Today, I’ll be turning the clock back just 28, or should I say, 69 years to 1947 Las Angeles and just another day for Private Investigator, Eddie Valiant.
As shown in the touching scene when Eddie gets home from taking incriminating photos of Jessica with Marvin Acme, pushing her husband, Roger into alleged murder. Eddie Valiant and his brother, Teddy were extremely close. The two briefly followed in their father’s footsteps and toured along side him as circus clowns for Barnum and Bailey in 1906. They changed career paths and graduated from the LAPD in 1925. Somewhere along the line Eddie met Dolores as seen in the photo, “Two Flatfoots and a Floozy go into Business” in 1938. Valiant and Valiant are pretty successful, having rescued Donald Duck’s nephews who were kidnapped and clearing Goofy’s name from accusations of espionage. As seen from these cases the brothers generally focused on toon cases. (In those same newspaper clippings it’s revealed that Mickey Mouse is the Mayor of Toon Town, check out the 01:39 mark). Teddy was killed by a toon who got away and judging by the date on his untouched desk, perhaps the accident occurred on Friday the 13th? Not to leave you on a heavy note, but did you notice that Teddy owns a Betty Boop doll?

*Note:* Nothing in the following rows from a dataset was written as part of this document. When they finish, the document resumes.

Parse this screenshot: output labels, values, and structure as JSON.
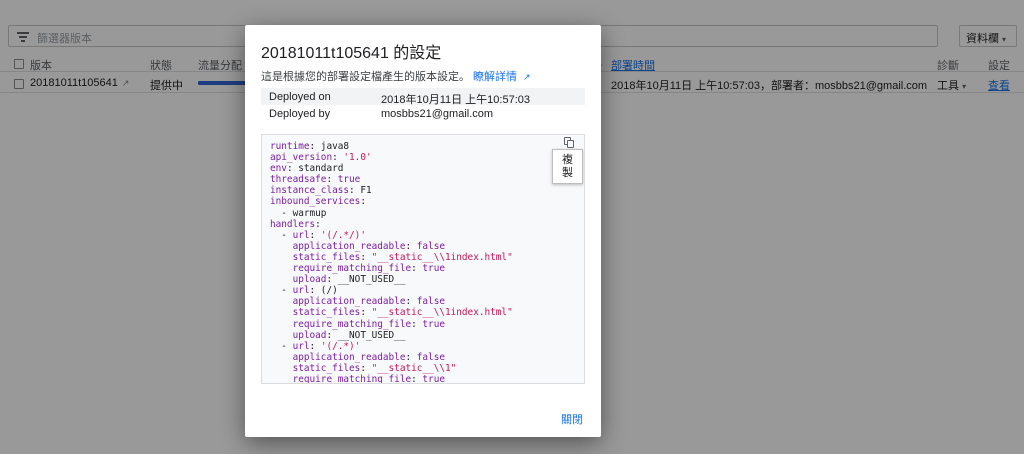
{
  "background": {
    "filter_placeholder": "篩選器版本",
    "columns_button": "資料欄",
    "columns_caret": "▾",
    "headers": {
      "version": "版本",
      "status": "狀態",
      "traffic": "流量分配",
      "deployed_time": "部署時間",
      "sort_arrow": "↓",
      "diagnose": "診斷",
      "config": "設定"
    },
    "row": {
      "version": "20181011t105641",
      "status": "提供中",
      "traffic_fraction": 1.0,
      "deployed": "2018年10月11日 上午10:57:03，部署者：mosbbs21@gmail.com",
      "tools": "工具",
      "tools_caret": "▾",
      "view": "查看"
    }
  },
  "dialog": {
    "title": "20181011t105641 的設定",
    "description": "這是根據您的部署設定檔產生的版本設定。",
    "learn_more": "瞭解詳情",
    "info": [
      {
        "key": "Deployed on",
        "value": "2018年10月11日 上午10:57:03"
      },
      {
        "key": "Deployed by",
        "value": "mosbbs21@gmail.com"
      }
    ],
    "copy_tooltip": [
      "複",
      "製"
    ],
    "close": "關閉",
    "code": [
      [
        [
          "key",
          "runtime"
        ],
        [
          "plain",
          ": java8"
        ]
      ],
      [
        [
          "key",
          "api_version"
        ],
        [
          "plain",
          ": "
        ],
        [
          "str",
          "'1.0'"
        ]
      ],
      [
        [
          "key",
          "env"
        ],
        [
          "plain",
          ": standard"
        ]
      ],
      [
        [
          "key",
          "threadsafe"
        ],
        [
          "plain",
          ": "
        ],
        [
          "bool",
          "true"
        ]
      ],
      [
        [
          "key",
          "instance_class"
        ],
        [
          "plain",
          ": F1"
        ]
      ],
      [
        [
          "key",
          "inbound_services"
        ],
        [
          "plain",
          ":"
        ]
      ],
      [
        [
          "plain",
          "  - warmup"
        ]
      ],
      [
        [
          "key",
          "handlers"
        ],
        [
          "plain",
          ":"
        ]
      ],
      [
        [
          "plain",
          "  - "
        ],
        [
          "key",
          "url"
        ],
        [
          "plain",
          ": "
        ],
        [
          "str",
          "'(/.*/)'"
        ]
      ],
      [
        [
          "plain",
          "    "
        ],
        [
          "key",
          "application_readable"
        ],
        [
          "plain",
          ": "
        ],
        [
          "bool",
          "false"
        ]
      ],
      [
        [
          "plain",
          "    "
        ],
        [
          "key",
          "static_files"
        ],
        [
          "plain",
          ": "
        ],
        [
          "str",
          "\"__static__\\\\1index.html\""
        ]
      ],
      [
        [
          "plain",
          "    "
        ],
        [
          "key",
          "require_matching_file"
        ],
        [
          "plain",
          ": "
        ],
        [
          "bool",
          "true"
        ]
      ],
      [
        [
          "plain",
          "    "
        ],
        [
          "key",
          "upload"
        ],
        [
          "plain",
          ": __NOT_USED__"
        ]
      ],
      [
        [
          "plain",
          "  - "
        ],
        [
          "key",
          "url"
        ],
        [
          "plain",
          ": (/)"
        ]
      ],
      [
        [
          "plain",
          "    "
        ],
        [
          "key",
          "application_readable"
        ],
        [
          "plain",
          ": "
        ],
        [
          "bool",
          "false"
        ]
      ],
      [
        [
          "plain",
          "    "
        ],
        [
          "key",
          "static_files"
        ],
        [
          "plain",
          ": "
        ],
        [
          "str",
          "\"__static__\\\\1index.html\""
        ]
      ],
      [
        [
          "plain",
          "    "
        ],
        [
          "key",
          "require_matching_file"
        ],
        [
          "plain",
          ": "
        ],
        [
          "bool",
          "true"
        ]
      ],
      [
        [
          "plain",
          "    "
        ],
        [
          "key",
          "upload"
        ],
        [
          "plain",
          ": __NOT_USED__"
        ]
      ],
      [
        [
          "plain",
          "  - "
        ],
        [
          "key",
          "url"
        ],
        [
          "plain",
          ": "
        ],
        [
          "str",
          "'(/.*)'"
        ]
      ],
      [
        [
          "plain",
          "    "
        ],
        [
          "key",
          "application_readable"
        ],
        [
          "plain",
          ": "
        ],
        [
          "bool",
          "false"
        ]
      ],
      [
        [
          "plain",
          "    "
        ],
        [
          "key",
          "static_files"
        ],
        [
          "plain",
          ": "
        ],
        [
          "str",
          "\"__static__\\\\1\""
        ]
      ],
      [
        [
          "plain",
          "    "
        ],
        [
          "key",
          "require_matching_file"
        ],
        [
          "plain",
          ": "
        ],
        [
          "bool",
          "true"
        ]
      ]
    ]
  },
  "colors": {
    "accent": "#1a73e8",
    "yaml_key": "#7b1fa2",
    "yaml_string": "#c2185b",
    "traffic_bar": "#3367d6",
    "scrim": "rgba(0,0,0,0.40)"
  },
  "icons": {
    "filter": "filter-icon",
    "external_link": "external-link-icon",
    "copy": "copy-icon",
    "dropdown": "chevron-down-icon"
  }
}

Who Framed Roger Rabbit is loosely based on the 1981 book, Who Censored Roger Rabbit? by Gary K. Wolf. In the book, Eddie Valiant is a thin, chain-smoker detective with a beard. Set in the present day, the toons are famous characters from comic strips rather than animations, such as Snoopy, Beetle Bailey and Dick Tracy. Speaking of Dick Tracy, Eddie’s attitude was based on the hard-boiled detective, inspirations for his character came from classic film noir detectives like Humphrey Bogart and Alan Ladd. And another clue from his brother, Teddy’s desk might be his pipe and magnifying glass, perhaps his character’s inspiration came from the British detective, Sherlock Holmes?
Bob Hoskins was not the first choice for the role of Eddie Valiant. When producer Steven Spielberg’s choice, Harrison Ford, was deemed too expensive, they asked Eddie Murphy and Chevy Chase. The two both turned it down. Both director Robert Zemeckis and Steven Spielberg wanted Bill Murray for the role but neither of them could reach Murray in time. Apparently, Murray stated in an interview that when he learned of this fact, he screamed out in public because he would have jumped at the chance. Marvel Comics published the official comic book adaptation of the novel a year after the film was released. I’m hoping to get my hands on a copy, the graphic novel is from Eddie’s perspective and told through the narrative of a detective story. When I was little, my parents and I used to watch Who Framed Roger Rabbit all the time. So much so that I would sing “Why Don’t You Do Right…” and pinch my Grandpa’s cheeks…I was kinda goofy like that 😛
Thank you for reading about Eddie Valiant!
I hope the rest of your week is wonderful!
Check out my little nod to Disney’s Hollywood Brown Derby on my Instagram!